Unlike gTLDs, sTLDs aren’t open to anyone. They have specific eligibility requirements for domain registration, which ensures those attempting to register belong to the sponsored community or meet certain industry-associated criteria.
Some examples of sTLDs are:
- .aero – for the aviation industry
- .coop – for cooperative enterprises
- .museum – for museums
- .gov – for U.S. government entities
- .edu – for higher educational institutions
- .mil – for U.S. military entities
Country Code Top-Level Domains
Country Code Top-Level Domains (ccTLDs) are associated with individual countries or territories. Each ccTLD has a two-letter country code, which represents the country or territory. They are typically used to designate and categorize websites and online resources associated with a particular country or territory.
Registration requirements for ccTLDs are dependent upon the national registry or organization managing the TLD. These requirements may include restrictions on eligibility, documentation, and other specific conditions based on the policies set by the country.
Some examples of ccTLDs are:
- .us – United States
- .uk – United Kingdom
- .de – Germany
- .jp – Japan
- .br – Brazil
- .in – India
- .fr – France
It’s not uncommon for local businesses, individuals, and large organizations to register and use these cTLDs for various purposes. For example, some websites related to TV and media use .tv (Tuvalu), and individuals use .me (Montenegro) for personal sites.
Infrastructure Top-Level Domain
The Infrastructure Top-Level Domain (TLD) is a specialized TLD that serves specific infrastructure-related purposes. It contains only one TLD – .arpa. It’s associated with the Address and Routing Parameter Area, and it’s not available for general registration for the public.
The ARPA TLD was initially used to support the operation of the ARPANET (Advanced Research Projects Agency Network), a precursor to the modern internet. Eventually, its usage expanded to serve various technical infrastructure operations.
Test Top-Level Domains
Test top-level domains (tTLDs) are used specifically for documentation and testing purposes.

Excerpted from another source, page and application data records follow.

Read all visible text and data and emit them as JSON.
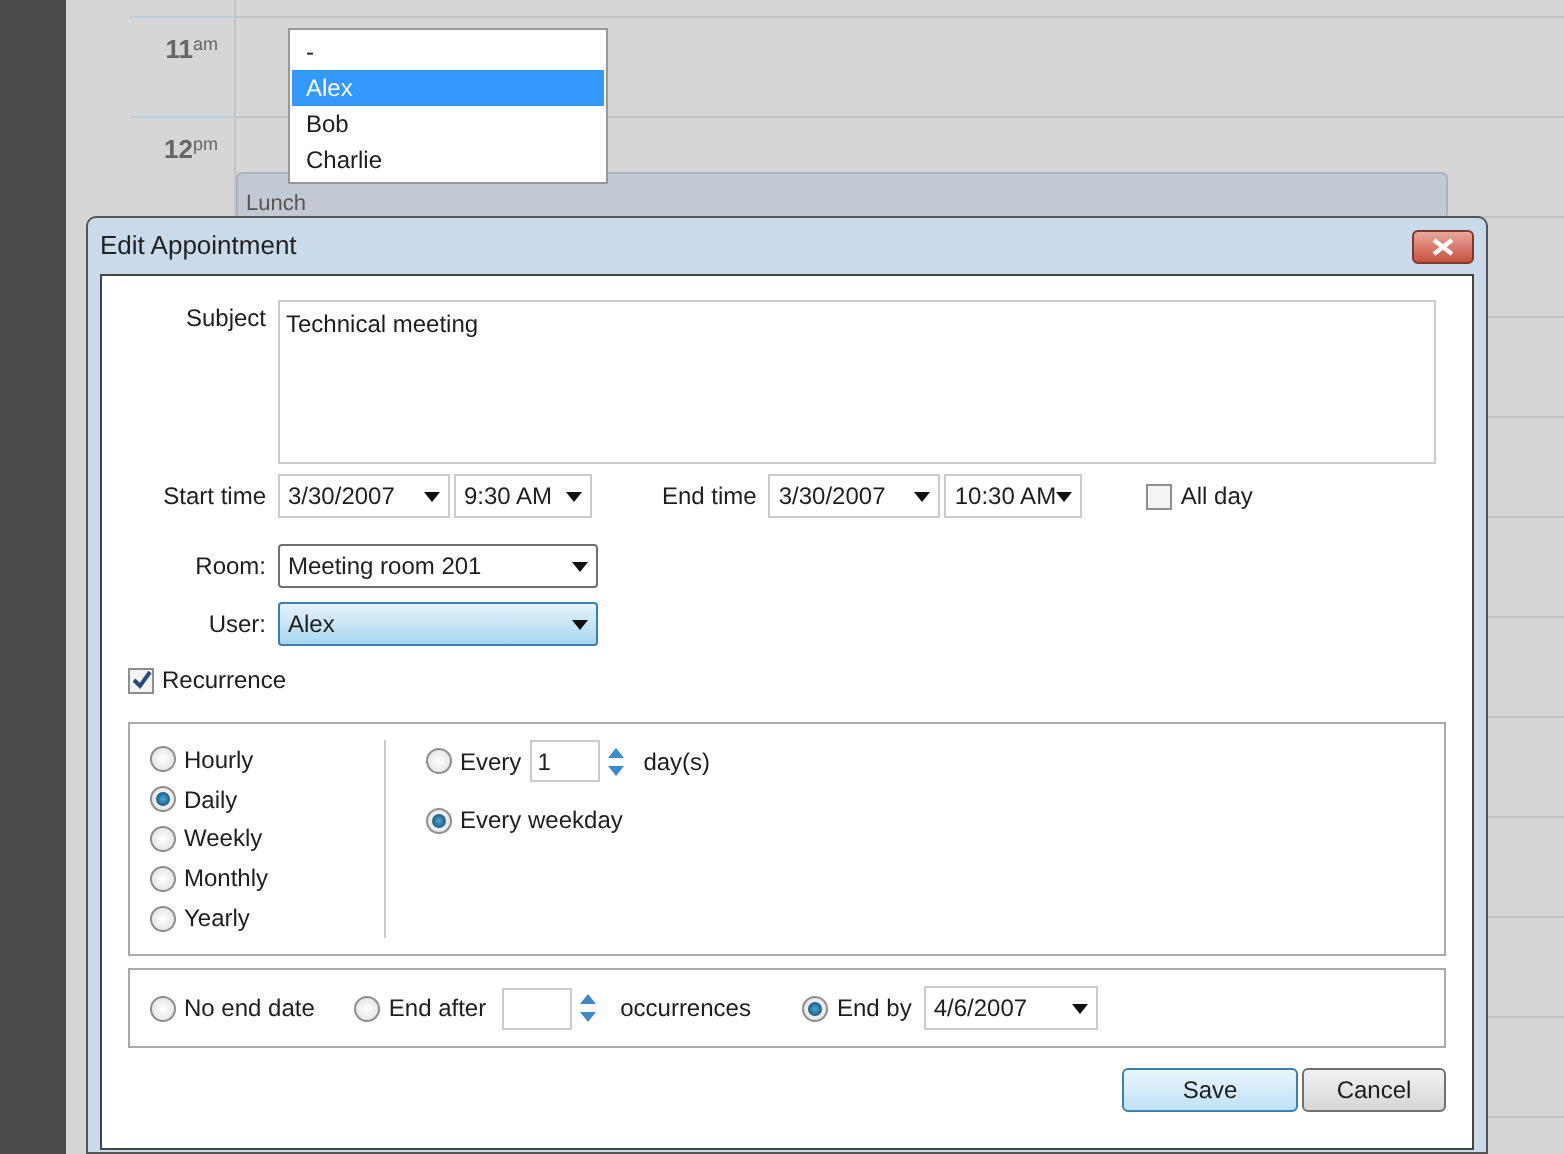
{
  "calendar": {
    "time_slots": [
      {
        "hour": "11",
        "suffix": "am"
      },
      {
        "hour": "12",
        "suffix": "pm"
      }
    ],
    "events": [
      {
        "title": "Lunch"
      }
    ]
  },
  "user_dropdown_list": {
    "items": [
      {
        "label": "-",
        "selected": false
      },
      {
        "label": "Alex",
        "selected": true
      },
      {
        "label": "Bob",
        "selected": false
      },
      {
        "label": "Charlie",
        "selected": false
      }
    ]
  },
  "dialog": {
    "title": "Edit Appointment",
    "subject": {
      "label": "Subject",
      "value": "Technical meeting"
    },
    "start": {
      "label": "Start time",
      "date": "3/30/2007",
      "time": "9:30 AM"
    },
    "end": {
      "label": "End time",
      "date": "3/30/2007",
      "time": "10:30 AM"
    },
    "all_day": {
      "label": "All day",
      "checked": false
    },
    "room": {
      "label": "Room:",
      "value": "Meeting room 201",
      "expanded": false
    },
    "user": {
      "label": "User:",
      "value": "Alex",
      "expanded": true
    },
    "recurrence": {
      "label": "Recurrence",
      "checked": true
    },
    "patterns": [
      {
        "label": "Hourly",
        "selected": false
      },
      {
        "label": "Daily",
        "selected": true
      },
      {
        "label": "Weekly",
        "selected": false
      },
      {
        "label": "Monthly",
        "selected": false
      },
      {
        "label": "Yearly",
        "selected": false
      }
    ],
    "daily_options": [
      {
        "kind": "every",
        "label": "Every",
        "value": "1",
        "suffix": "day(s)",
        "selected": false
      },
      {
        "kind": "weekday",
        "label": "Every weekday",
        "selected": true
      }
    ],
    "range": [
      {
        "kind": "none",
        "label": "No end date",
        "selected": false
      },
      {
        "kind": "after",
        "label": "End after",
        "suffix": "occurrences",
        "selected": false
      },
      {
        "kind": "by",
        "label": "End by",
        "value": "4/6/2007",
        "selected": true
      }
    ],
    "buttons": [
      {
        "label": "Save",
        "kind": "primary"
      },
      {
        "label": "Cancel",
        "kind": "secondary"
      }
    ]
  }
}
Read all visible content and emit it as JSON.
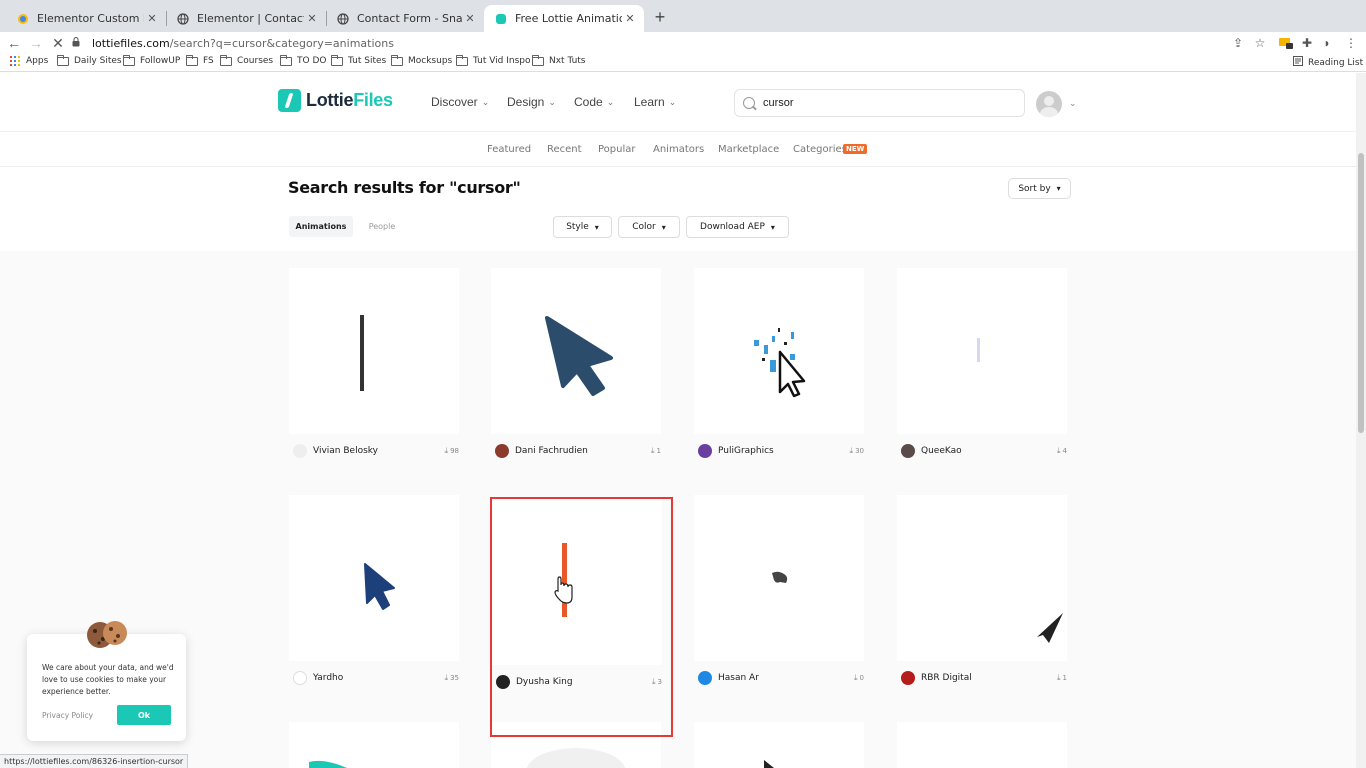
{
  "browser": {
    "tabs": [
      {
        "title": "Elementor Custom Mouse Curs",
        "icon": "google-drive-icon"
      },
      {
        "title": "Elementor | Contact Form",
        "icon": "globe-icon"
      },
      {
        "title": "Contact Form - Snappy Sports",
        "icon": "globe-icon"
      },
      {
        "title": "Free Lottie Animation Files, To",
        "icon": "lottiefiles-icon",
        "active": true
      }
    ],
    "url_host": "lottiefiles.com",
    "url_path": "/search?q=cursor&category=animations",
    "bookmarks": [
      "Apps",
      "Daily Sites",
      "FollowUP",
      "FS",
      "Courses",
      "TO DO",
      "Tut Sites",
      "Mocksups",
      "Tut Vid Inspo",
      "Nxt Tuts"
    ],
    "reading_list": "Reading List",
    "status_url": "https://lottiefiles.com/86326-insertion-cursor"
  },
  "header": {
    "logo_part1": "Lottie",
    "logo_part2": "Files",
    "nav": [
      "Discover",
      "Design",
      "Code",
      "Learn"
    ],
    "search_value": "cursor"
  },
  "subnav": {
    "items": [
      "Featured",
      "Recent",
      "Popular",
      "Animators",
      "Marketplace",
      "Categories"
    ],
    "badge": "NEW"
  },
  "results": {
    "title": "Search results for \"cursor\"",
    "sort_label": "Sort by",
    "segments": [
      "Animations",
      "People"
    ],
    "filters": [
      "Style",
      "Color",
      "Download AEP"
    ]
  },
  "cards": [
    {
      "author": "Vivian Belosky",
      "downloads": "98",
      "avatar_color": "#777777"
    },
    {
      "author": "Dani Fachrudien",
      "downloads": "1",
      "avatar_color": "#8b3a2b"
    },
    {
      "author": "PuliGraphics",
      "downloads": "30",
      "avatar_color": "#6b3fa0"
    },
    {
      "author": "QueeKao",
      "downloads": "4",
      "avatar_color": "#5a4a4a"
    },
    {
      "author": "Yardho",
      "downloads": "35",
      "avatar_color": "#dddddd"
    },
    {
      "author": "Dyusha King",
      "downloads": "3",
      "avatar_color": "#222222"
    },
    {
      "author": "Hasan Ar",
      "downloads": "0",
      "avatar_color": "#1e88e5"
    },
    {
      "author": "RBR Digital",
      "downloads": "1",
      "avatar_color": "#b71c1c"
    }
  ],
  "cookie": {
    "text": "We care about your data, and we'd love to use cookies to make your experience better.",
    "policy": "Privacy Policy",
    "ok": "Ok"
  },
  "colors": {
    "brand": "#1ac8b5",
    "badge": "#f06a2b",
    "highlight": "#e53935"
  }
}
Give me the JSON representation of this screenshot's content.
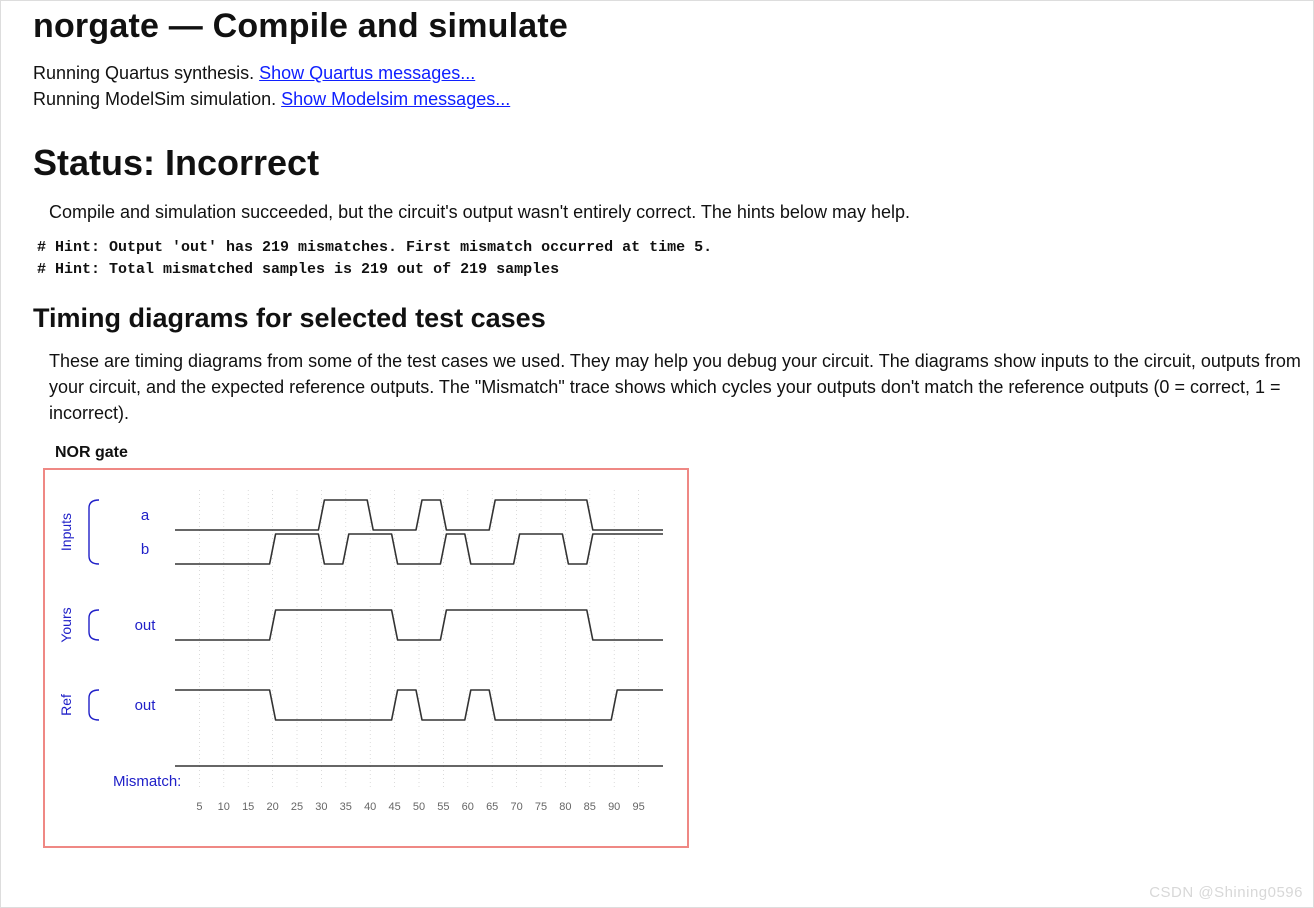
{
  "title": "norgate — Compile and simulate",
  "run": {
    "line1_text": "Running Quartus synthesis. ",
    "line1_link": "Show Quartus messages...",
    "line2_text": "Running ModelSim simulation. ",
    "line2_link": "Show Modelsim messages..."
  },
  "status_heading": "Status: Incorrect",
  "status_desc": "Compile and simulation succeeded, but the circuit's output wasn't entirely correct. The hints below may help.",
  "hints": "# Hint: Output 'out' has 219 mismatches. First mismatch occurred at time 5.\n# Hint: Total mismatched samples is 219 out of 219 samples",
  "timing_heading": "Timing diagrams for selected test cases",
  "timing_intro": "These are timing diagrams from some of the test cases we used. They may help you debug your circuit. The diagrams show inputs to the circuit, outputs from your circuit, and the expected reference outputs. The \"Mismatch\" trace shows which cycles your outputs don't match the reference outputs (0 = correct, 1 = incorrect).",
  "diagram_label": "NOR gate",
  "watermark": "CSDN @Shining0596",
  "chart_data": {
    "type": "timing-diagram",
    "time_axis": {
      "start": 0,
      "end": 100,
      "step": 5,
      "ticks": [
        5,
        10,
        15,
        20,
        25,
        30,
        35,
        40,
        45,
        50,
        55,
        60,
        65,
        70,
        75,
        80,
        85,
        90,
        95
      ],
      "unit": "ns"
    },
    "groups": [
      {
        "name": "Inputs",
        "signals": [
          "a",
          "b"
        ]
      },
      {
        "name": "Yours",
        "signals": [
          "out"
        ]
      },
      {
        "name": "Ref",
        "signals": [
          "out"
        ]
      },
      {
        "name": "Mismatch",
        "signals": [
          "Mismatch:"
        ]
      }
    ],
    "signals": {
      "a": {
        "initial": 0,
        "transitions": [
          [
            30,
            1
          ],
          [
            40,
            0
          ],
          [
            50,
            1
          ],
          [
            55,
            0
          ],
          [
            65,
            1
          ],
          [
            85,
            0
          ]
        ]
      },
      "b": {
        "initial": 0,
        "transitions": [
          [
            20,
            1
          ],
          [
            30,
            0
          ],
          [
            35,
            1
          ],
          [
            45,
            0
          ],
          [
            55,
            1
          ],
          [
            60,
            0
          ],
          [
            70,
            1
          ],
          [
            80,
            0
          ],
          [
            85,
            1
          ]
        ]
      },
      "yours_out": {
        "initial": 0,
        "transitions": [
          [
            20,
            1
          ],
          [
            45,
            0
          ],
          [
            55,
            1
          ],
          [
            85,
            0
          ]
        ]
      },
      "ref_out": {
        "initial": 1,
        "transitions": [
          [
            20,
            0
          ],
          [
            45,
            1
          ],
          [
            50,
            0
          ],
          [
            60,
            1
          ],
          [
            65,
            0
          ],
          [
            90,
            1
          ]
        ]
      },
      "mismatch": {
        "initial": 1,
        "transitions": []
      }
    },
    "colors": {
      "border": "#ef8884",
      "label": "#2020c8",
      "trace": "#333333",
      "grid": "#cccccc"
    }
  }
}
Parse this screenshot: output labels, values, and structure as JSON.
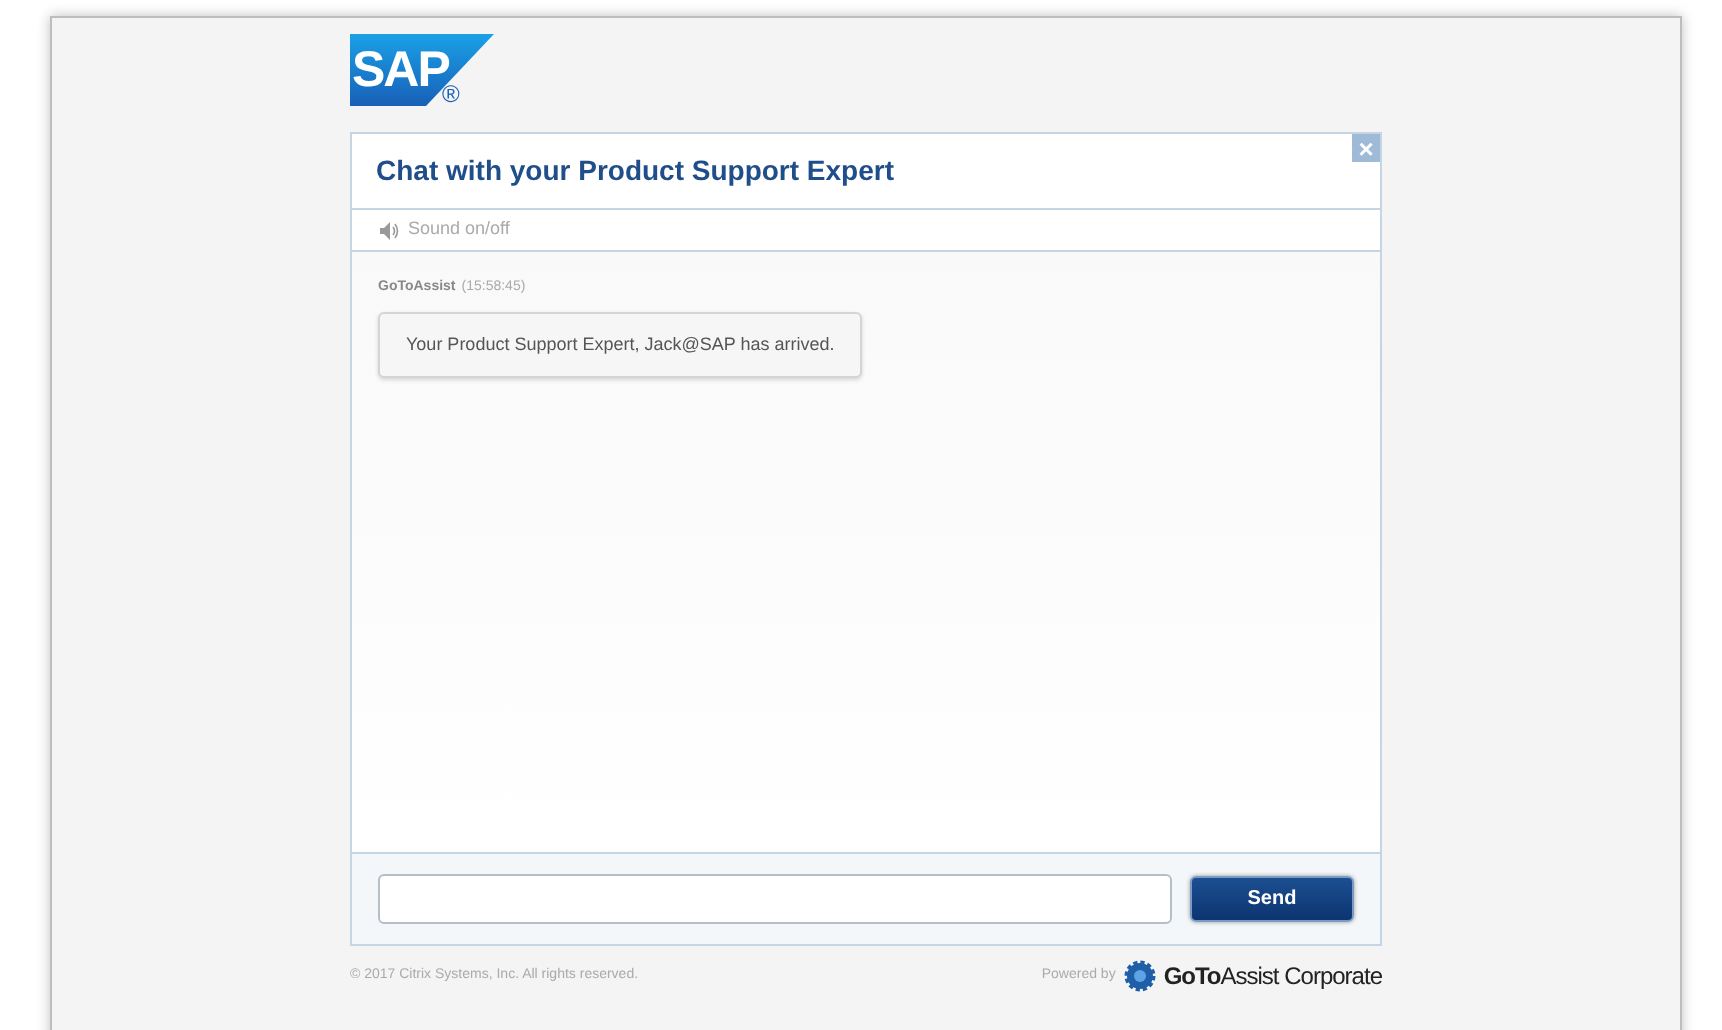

They can’t be installed into the root zone of the domain name system (DNS) and aren’t intended for use in production environments.
Some tTLD examples include:
- .example – for place holding
- .test – for testing purposes
- .invalid – for invalid domains
- .localhost – for usage in local networks
tTLDs aren’t recognized in the public DNS system and aren’t intended for public registration or use.
Unofficial top-level domains (TLDs) are typically used in private networks, specialized applications, or alternative DNS systems. This type of TLD is sold and administered by private companies and can only be used within a certain network or using a private DNS.
Examples of unofficial TLDs include the following:
- .onion– for websites on the Tor network
- .local – for local network environments for internal domain naming purposes
- .gnu – for GNU projects and free software
- .exit – for Tor exit nodes, which is the exit point of the Tor network
How Do Top-Level Domains Affect SEO?
The impact of TLDs on SEO is rather small compared to more important factors such as content, user experience, backlinks, and overall site quality. However, some TLDs have more trust and credibility than others, which instills a positive perception of your website among your visitors. So be sure to choose wisely.
Now that we’ve provided a detailed look at TLDs in this beginner’s guide to top-level domains, you should have a better understanding of their background and usage. TLDs are important for organizing the internet and building trust with visitors. The information we’ve provided will help you as you decide upon the perfect domain name for your website.
Remember, when choosing a TLD, focus on creating quality content and user experience, and be sure to pick one that fits your target audience.